### Material supplied
:::

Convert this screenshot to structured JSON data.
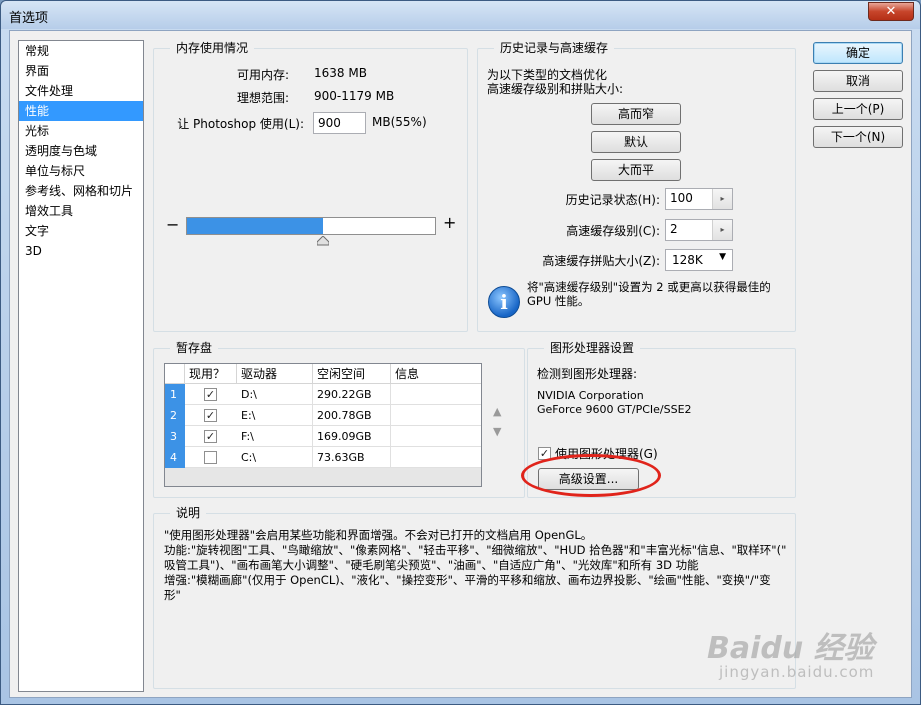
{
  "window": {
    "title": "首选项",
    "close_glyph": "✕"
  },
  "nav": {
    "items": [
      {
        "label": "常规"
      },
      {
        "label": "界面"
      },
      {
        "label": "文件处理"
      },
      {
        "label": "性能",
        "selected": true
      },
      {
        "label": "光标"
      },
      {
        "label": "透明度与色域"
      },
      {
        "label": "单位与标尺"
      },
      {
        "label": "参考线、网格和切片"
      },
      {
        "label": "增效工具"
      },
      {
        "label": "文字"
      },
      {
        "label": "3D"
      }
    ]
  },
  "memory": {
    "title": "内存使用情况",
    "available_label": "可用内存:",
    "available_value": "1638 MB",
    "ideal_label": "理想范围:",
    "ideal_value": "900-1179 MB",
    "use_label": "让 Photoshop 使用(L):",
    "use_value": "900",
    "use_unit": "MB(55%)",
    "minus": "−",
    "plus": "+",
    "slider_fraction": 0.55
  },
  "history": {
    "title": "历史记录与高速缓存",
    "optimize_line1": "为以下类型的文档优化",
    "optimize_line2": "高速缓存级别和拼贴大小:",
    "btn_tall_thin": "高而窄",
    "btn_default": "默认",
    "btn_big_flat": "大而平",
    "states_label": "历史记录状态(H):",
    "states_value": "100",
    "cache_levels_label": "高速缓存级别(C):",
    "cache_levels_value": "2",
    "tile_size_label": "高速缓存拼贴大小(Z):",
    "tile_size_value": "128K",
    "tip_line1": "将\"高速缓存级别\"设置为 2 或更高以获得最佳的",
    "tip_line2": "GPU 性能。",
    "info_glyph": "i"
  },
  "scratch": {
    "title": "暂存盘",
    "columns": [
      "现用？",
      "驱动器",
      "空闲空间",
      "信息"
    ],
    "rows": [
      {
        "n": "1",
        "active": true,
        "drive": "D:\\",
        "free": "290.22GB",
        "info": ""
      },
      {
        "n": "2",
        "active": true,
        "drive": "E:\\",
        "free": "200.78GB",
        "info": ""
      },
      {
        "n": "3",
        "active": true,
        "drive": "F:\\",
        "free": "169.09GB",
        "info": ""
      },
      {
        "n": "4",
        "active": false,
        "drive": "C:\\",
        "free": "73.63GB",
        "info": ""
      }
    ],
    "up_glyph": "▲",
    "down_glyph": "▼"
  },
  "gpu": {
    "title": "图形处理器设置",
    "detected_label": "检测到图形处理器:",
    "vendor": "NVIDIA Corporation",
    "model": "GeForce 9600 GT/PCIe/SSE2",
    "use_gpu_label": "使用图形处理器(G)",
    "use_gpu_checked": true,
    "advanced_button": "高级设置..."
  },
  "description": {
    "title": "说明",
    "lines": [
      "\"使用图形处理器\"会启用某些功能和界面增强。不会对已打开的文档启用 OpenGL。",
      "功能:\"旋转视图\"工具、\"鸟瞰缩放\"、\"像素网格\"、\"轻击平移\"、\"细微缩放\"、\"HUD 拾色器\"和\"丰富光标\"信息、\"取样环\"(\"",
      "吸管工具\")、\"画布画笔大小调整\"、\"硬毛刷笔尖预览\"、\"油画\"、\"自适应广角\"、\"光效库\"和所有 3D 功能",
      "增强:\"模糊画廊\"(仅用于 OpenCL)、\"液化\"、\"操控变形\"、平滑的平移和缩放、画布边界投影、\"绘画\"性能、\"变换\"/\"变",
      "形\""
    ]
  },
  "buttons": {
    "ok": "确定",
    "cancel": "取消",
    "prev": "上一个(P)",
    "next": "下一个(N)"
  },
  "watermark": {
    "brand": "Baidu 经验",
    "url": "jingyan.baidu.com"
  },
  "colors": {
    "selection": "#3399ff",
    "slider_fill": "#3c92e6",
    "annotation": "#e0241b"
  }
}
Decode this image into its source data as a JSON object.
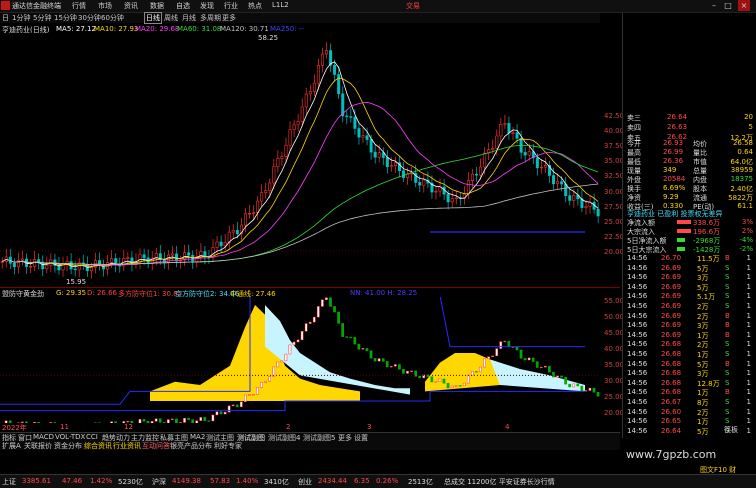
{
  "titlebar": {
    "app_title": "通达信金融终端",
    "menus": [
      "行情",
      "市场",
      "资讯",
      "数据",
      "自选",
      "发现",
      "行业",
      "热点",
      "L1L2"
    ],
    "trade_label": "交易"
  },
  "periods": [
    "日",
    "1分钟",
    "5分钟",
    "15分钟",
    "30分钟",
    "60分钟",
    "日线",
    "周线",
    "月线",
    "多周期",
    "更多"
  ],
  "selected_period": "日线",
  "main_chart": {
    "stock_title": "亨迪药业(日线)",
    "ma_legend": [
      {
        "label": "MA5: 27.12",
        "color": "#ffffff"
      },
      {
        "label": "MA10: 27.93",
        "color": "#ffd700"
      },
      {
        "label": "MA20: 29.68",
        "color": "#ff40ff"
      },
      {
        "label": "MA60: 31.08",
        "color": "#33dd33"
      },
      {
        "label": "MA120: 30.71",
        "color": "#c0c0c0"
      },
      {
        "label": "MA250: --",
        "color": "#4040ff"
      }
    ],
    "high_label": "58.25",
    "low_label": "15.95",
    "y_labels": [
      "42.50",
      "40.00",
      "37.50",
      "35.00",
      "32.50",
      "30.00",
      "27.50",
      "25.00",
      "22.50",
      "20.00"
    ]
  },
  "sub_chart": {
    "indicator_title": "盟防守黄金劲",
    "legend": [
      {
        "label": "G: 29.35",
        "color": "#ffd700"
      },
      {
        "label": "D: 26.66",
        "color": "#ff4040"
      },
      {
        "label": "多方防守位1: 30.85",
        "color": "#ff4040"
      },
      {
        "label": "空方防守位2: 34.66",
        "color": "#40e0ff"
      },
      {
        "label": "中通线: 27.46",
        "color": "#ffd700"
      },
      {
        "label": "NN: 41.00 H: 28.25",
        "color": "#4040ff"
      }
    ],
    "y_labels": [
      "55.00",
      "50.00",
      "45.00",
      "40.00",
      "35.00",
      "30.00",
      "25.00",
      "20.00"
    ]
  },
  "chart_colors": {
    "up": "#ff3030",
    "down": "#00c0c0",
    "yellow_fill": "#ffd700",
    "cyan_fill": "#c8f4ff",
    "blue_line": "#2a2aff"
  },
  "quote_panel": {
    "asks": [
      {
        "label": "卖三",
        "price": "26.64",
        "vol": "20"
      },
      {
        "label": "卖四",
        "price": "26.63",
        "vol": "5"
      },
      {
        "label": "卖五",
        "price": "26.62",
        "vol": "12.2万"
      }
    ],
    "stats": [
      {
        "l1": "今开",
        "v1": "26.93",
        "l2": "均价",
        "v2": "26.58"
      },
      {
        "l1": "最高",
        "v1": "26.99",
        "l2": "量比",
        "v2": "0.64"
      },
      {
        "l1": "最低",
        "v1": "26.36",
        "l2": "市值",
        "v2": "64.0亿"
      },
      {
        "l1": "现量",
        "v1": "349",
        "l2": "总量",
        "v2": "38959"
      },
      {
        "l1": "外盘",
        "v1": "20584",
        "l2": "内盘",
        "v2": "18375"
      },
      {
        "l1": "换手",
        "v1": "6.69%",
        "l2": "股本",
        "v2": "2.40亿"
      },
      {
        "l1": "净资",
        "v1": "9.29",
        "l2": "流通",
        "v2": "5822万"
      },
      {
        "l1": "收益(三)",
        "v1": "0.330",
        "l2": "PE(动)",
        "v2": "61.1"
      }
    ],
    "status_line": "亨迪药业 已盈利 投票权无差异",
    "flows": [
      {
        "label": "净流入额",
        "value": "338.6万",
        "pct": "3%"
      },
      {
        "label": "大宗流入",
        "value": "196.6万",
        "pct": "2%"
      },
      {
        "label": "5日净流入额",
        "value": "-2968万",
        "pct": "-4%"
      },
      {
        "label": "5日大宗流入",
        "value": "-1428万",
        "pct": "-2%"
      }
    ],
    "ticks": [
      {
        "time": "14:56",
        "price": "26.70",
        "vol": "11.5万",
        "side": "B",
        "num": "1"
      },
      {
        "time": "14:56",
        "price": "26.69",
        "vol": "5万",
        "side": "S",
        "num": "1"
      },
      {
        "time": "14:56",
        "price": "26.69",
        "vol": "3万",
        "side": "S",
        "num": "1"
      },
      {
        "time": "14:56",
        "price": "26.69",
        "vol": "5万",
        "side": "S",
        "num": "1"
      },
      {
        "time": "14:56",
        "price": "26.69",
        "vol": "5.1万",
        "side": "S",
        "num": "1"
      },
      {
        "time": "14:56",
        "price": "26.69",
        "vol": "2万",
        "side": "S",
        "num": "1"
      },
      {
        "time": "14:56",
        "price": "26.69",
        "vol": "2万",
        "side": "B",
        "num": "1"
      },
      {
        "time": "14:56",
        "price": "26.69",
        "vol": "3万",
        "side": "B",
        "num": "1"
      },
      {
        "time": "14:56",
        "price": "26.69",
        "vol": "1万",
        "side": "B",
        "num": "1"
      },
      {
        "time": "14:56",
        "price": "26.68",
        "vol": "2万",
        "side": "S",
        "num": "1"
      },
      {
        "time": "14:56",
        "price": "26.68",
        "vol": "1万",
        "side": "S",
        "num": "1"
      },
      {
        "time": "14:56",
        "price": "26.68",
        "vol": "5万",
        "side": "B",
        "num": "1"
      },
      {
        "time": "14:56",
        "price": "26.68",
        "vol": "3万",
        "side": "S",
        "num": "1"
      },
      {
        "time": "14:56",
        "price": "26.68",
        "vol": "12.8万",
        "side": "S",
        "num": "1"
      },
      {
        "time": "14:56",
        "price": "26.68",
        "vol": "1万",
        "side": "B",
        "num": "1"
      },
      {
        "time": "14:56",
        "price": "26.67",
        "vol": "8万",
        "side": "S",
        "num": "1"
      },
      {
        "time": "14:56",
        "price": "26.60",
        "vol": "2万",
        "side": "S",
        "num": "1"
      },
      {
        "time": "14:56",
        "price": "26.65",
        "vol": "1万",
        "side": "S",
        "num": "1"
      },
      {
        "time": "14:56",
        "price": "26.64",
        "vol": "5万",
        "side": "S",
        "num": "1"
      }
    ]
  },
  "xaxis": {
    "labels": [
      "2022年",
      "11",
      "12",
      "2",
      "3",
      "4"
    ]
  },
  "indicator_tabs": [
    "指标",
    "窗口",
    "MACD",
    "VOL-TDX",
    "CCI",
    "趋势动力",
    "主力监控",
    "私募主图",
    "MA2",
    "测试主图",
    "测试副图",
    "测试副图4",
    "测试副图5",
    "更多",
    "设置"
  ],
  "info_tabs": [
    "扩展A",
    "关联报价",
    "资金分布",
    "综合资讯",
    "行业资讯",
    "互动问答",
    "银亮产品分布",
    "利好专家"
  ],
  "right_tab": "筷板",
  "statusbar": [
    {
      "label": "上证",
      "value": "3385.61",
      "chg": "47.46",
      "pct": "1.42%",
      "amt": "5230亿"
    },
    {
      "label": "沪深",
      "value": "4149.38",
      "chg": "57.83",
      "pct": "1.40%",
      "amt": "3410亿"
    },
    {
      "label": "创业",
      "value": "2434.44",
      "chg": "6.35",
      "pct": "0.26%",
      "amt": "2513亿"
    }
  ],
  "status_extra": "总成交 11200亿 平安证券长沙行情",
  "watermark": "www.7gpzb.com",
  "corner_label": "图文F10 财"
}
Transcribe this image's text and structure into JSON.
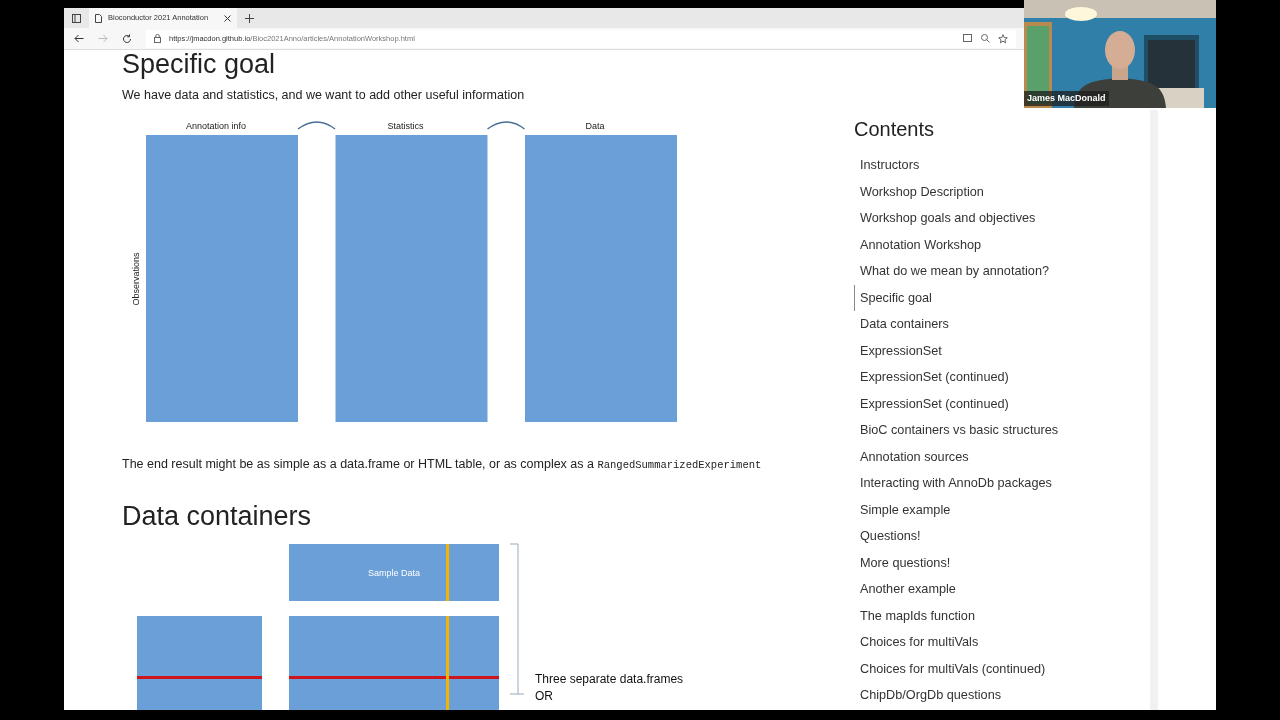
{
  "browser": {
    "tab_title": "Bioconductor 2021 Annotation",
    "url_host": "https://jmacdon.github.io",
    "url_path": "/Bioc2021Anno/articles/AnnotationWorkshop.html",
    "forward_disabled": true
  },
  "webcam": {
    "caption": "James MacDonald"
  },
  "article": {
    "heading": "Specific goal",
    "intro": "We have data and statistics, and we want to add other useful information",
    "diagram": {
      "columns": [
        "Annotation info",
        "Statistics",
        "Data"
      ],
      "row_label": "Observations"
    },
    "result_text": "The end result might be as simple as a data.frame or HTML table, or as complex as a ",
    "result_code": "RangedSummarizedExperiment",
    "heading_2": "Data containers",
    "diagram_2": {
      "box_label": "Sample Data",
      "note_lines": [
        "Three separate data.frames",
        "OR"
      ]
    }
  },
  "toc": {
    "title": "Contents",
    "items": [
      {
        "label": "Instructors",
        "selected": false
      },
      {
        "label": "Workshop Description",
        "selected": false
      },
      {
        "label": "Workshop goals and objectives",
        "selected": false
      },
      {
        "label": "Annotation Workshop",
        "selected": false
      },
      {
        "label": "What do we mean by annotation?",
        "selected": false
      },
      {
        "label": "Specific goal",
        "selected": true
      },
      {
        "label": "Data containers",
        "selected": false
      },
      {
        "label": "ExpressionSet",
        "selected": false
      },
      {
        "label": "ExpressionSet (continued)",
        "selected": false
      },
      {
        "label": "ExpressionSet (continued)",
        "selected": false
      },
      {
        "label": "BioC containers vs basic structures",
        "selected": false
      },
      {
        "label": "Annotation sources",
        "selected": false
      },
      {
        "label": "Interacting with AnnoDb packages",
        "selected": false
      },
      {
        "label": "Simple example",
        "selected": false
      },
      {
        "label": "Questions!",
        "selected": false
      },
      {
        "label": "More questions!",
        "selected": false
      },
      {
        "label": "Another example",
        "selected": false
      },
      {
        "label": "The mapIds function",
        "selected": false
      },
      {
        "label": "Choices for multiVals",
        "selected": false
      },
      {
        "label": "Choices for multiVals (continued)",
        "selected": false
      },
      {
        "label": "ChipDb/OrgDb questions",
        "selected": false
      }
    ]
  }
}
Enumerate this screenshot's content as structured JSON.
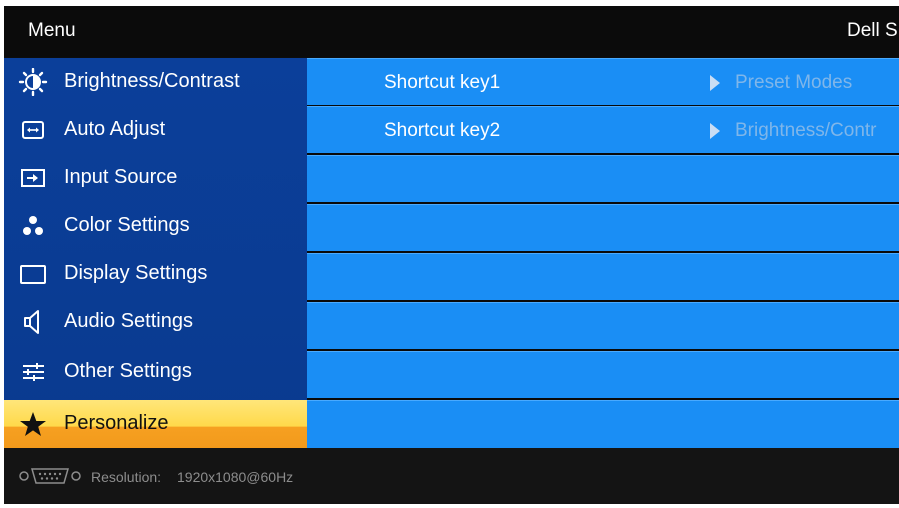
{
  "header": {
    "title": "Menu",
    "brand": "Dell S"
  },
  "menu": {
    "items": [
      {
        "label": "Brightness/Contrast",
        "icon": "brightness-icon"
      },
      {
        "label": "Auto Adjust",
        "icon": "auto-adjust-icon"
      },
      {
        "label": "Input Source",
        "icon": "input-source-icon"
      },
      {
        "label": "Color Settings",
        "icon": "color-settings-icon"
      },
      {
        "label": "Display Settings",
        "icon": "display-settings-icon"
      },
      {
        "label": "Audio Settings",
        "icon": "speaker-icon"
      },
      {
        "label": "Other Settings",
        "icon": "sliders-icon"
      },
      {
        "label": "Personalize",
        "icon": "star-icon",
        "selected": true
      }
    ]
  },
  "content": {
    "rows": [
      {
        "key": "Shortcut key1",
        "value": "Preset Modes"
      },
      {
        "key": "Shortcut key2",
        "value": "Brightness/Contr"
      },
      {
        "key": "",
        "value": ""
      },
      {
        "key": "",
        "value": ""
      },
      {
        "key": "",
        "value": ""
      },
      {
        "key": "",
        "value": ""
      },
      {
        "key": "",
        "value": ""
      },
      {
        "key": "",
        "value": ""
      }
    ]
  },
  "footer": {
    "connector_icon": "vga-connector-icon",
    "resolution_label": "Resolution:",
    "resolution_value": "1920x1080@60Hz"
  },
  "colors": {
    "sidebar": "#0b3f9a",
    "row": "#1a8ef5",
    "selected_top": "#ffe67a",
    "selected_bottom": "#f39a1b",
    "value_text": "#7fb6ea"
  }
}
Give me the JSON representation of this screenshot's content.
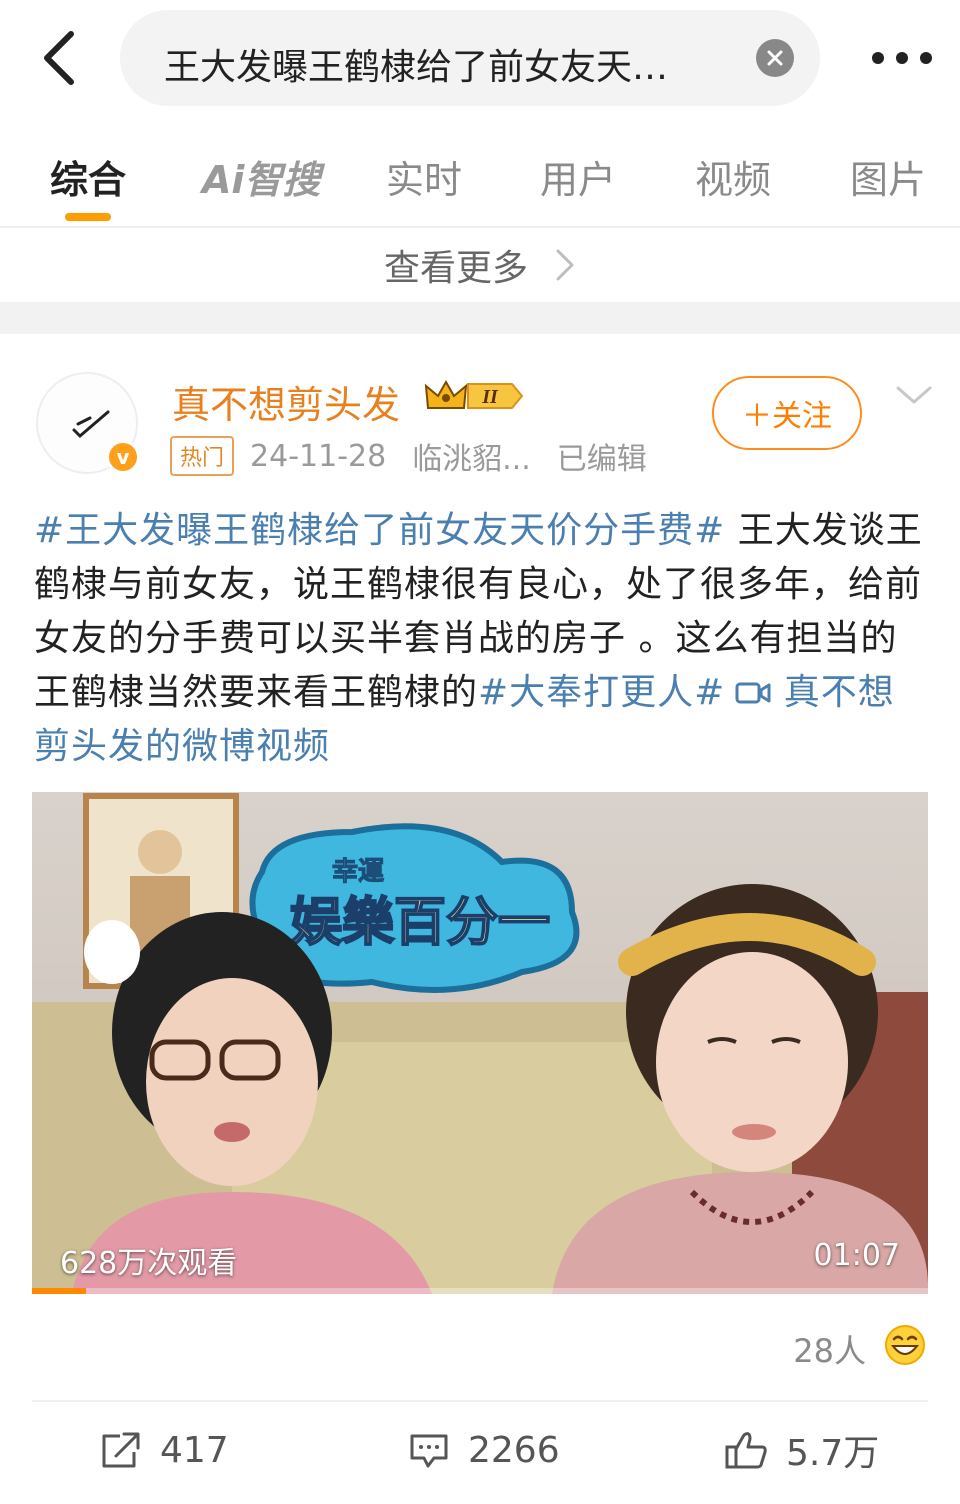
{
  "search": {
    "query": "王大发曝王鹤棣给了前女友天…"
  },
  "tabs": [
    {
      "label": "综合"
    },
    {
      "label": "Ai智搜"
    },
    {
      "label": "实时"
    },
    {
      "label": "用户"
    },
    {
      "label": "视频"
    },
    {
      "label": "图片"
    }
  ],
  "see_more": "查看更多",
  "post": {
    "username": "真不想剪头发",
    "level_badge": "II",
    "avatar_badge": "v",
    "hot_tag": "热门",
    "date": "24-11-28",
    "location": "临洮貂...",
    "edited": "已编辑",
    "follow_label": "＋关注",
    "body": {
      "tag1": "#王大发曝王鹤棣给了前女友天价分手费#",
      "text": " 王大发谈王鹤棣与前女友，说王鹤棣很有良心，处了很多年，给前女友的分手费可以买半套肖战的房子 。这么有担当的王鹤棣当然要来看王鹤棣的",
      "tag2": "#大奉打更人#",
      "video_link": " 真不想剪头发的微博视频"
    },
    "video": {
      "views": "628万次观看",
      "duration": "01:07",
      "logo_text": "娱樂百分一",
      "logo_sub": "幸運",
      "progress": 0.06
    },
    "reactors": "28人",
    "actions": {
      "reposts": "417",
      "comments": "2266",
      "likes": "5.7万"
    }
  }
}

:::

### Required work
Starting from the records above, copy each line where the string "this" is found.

### Written answer
Convert this screenshot to structured JSON data.
Decode this image into its source data as a JSON object.
Transcribe this image's text and structure into JSON.
Enumerate this screenshot's content as structured JSON.
Give me the JSON representation of this screenshot's content.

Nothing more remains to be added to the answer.